Ndlovu-Gatsheni observed that African scholars were returning to the ideas of [Kenyan writer] Ngũgĩ wa Thiong’o. “He was saying [that] we need to calmly and consciously look at what imperialism has been doing to us, to our view of ourselves in the universe. And he went on to say, when we talk about decolonization, we’re talking about the search for a liberating perspective within which to see ourselves clearly in relationship to ourselves and the other selves in the universe.
“[A]ll that we're trying to do is actually to make sure that we produce relevant knowledge. And also [that] we see ourselves clearly in the universe. And the only way you can see yourself clearly in any space where you are standing, [is to] know where you are standing,” commented the historian.

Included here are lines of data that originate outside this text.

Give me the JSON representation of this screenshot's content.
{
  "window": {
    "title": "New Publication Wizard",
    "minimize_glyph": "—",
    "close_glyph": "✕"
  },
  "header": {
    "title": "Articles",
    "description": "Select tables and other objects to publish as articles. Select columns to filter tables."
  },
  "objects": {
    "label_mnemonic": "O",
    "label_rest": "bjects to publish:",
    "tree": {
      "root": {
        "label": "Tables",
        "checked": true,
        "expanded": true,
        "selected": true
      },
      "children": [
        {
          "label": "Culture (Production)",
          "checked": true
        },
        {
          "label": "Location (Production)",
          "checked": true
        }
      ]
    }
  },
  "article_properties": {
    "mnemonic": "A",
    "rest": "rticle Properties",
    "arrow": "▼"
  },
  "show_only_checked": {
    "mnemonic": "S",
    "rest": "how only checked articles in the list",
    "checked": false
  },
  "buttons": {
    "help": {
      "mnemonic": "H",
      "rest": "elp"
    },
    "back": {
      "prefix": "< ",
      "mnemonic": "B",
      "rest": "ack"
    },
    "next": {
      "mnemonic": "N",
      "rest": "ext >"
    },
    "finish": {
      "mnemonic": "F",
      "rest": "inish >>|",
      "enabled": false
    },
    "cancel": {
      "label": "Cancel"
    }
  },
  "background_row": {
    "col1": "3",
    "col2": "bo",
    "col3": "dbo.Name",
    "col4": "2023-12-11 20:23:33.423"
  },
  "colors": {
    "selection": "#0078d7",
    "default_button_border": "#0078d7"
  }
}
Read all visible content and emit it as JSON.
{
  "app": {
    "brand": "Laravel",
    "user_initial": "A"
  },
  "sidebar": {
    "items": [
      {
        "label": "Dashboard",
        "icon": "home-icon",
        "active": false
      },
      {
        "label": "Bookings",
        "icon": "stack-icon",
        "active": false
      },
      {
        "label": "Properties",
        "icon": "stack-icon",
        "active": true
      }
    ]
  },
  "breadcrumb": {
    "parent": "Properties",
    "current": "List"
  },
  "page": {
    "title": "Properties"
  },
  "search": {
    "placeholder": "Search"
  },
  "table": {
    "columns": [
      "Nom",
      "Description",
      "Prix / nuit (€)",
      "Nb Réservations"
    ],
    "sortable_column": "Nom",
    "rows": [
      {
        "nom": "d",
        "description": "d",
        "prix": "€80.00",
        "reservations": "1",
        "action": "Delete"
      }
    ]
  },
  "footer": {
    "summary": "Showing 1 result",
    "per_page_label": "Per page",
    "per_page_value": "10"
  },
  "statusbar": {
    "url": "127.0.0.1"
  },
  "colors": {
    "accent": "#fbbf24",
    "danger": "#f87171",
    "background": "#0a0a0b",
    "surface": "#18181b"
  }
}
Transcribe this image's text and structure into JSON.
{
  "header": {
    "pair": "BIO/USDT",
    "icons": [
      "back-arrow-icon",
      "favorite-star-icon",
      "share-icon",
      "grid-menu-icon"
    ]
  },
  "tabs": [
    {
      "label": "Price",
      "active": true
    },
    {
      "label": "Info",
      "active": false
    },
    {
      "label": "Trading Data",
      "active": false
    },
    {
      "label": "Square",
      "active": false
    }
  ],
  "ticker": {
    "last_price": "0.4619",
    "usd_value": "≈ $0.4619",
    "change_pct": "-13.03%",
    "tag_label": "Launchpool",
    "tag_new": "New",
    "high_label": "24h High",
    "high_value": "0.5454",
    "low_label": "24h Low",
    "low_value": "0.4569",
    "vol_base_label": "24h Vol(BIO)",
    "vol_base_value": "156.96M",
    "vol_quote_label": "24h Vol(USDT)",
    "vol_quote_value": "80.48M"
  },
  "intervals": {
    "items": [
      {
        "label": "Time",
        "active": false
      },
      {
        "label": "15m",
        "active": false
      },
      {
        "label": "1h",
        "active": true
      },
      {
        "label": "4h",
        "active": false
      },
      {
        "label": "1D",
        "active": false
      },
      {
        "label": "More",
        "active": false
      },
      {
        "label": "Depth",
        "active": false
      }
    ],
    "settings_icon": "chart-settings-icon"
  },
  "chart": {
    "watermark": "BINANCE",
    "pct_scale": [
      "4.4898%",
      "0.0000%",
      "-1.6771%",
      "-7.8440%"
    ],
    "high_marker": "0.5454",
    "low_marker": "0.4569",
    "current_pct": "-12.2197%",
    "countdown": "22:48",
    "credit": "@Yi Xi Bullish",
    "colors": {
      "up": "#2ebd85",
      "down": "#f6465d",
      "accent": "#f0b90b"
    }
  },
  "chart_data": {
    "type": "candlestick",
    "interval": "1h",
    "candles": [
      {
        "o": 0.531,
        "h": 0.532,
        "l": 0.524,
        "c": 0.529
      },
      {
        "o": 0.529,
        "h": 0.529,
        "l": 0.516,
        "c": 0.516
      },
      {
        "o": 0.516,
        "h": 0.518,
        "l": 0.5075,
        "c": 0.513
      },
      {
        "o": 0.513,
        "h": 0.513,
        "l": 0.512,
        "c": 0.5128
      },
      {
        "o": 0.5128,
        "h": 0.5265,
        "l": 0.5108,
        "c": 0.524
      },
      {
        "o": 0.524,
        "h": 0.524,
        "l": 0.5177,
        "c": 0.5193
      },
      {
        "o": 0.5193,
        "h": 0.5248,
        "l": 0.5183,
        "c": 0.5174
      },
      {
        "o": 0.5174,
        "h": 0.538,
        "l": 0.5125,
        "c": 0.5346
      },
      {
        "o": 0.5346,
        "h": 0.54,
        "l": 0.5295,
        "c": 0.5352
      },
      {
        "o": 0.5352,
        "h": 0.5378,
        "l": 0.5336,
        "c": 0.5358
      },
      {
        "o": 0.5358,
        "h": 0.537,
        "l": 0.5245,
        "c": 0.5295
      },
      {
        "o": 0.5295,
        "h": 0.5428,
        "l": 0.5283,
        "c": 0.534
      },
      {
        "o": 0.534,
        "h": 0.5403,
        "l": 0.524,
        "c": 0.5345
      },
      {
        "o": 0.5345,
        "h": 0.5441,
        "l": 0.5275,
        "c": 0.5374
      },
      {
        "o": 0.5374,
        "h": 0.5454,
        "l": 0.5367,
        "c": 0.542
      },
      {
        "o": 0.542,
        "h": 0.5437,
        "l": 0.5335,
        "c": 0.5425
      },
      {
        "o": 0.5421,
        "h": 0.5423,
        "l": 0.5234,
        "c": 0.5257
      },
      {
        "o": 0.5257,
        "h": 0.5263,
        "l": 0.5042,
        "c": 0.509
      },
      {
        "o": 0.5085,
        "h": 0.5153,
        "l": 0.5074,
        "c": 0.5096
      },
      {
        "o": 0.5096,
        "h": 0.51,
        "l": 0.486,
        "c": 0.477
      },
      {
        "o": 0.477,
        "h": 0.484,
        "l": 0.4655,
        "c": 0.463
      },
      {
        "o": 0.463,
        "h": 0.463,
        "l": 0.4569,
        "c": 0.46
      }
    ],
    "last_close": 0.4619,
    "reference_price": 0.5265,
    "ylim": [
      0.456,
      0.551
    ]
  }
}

When asked if the decolonial turn necessarily involved issues of gender and the work of women scholars, Ndlovu-Gatsheni responded, “The short answer is that there is no decolonization without de-patronization. Patriarchy was part and parcel of coloniality… there is no way you can turn that upside down without doing deeper, serious work of de-patronizing.”
* Ndlovu-Gatsheni drew explicit links between his concept of “cognitive empire” and similar ideas expressed by other African scholars and writers, such Ngũgĩ wa Thiong’o’s “metaphysical empire” and “colonization of the mind,” V.Y. Mudmbe’s “colonial library,” Robert Gildea’s “empire of the mind,” Ashis Nandy’s “intimate empire/ intimate enemy” and Aníbal Quijano’s “colonality of power” and the work of other Latin American scholars on the coloniality of knowledge.
Published: Monday, August 16, 2021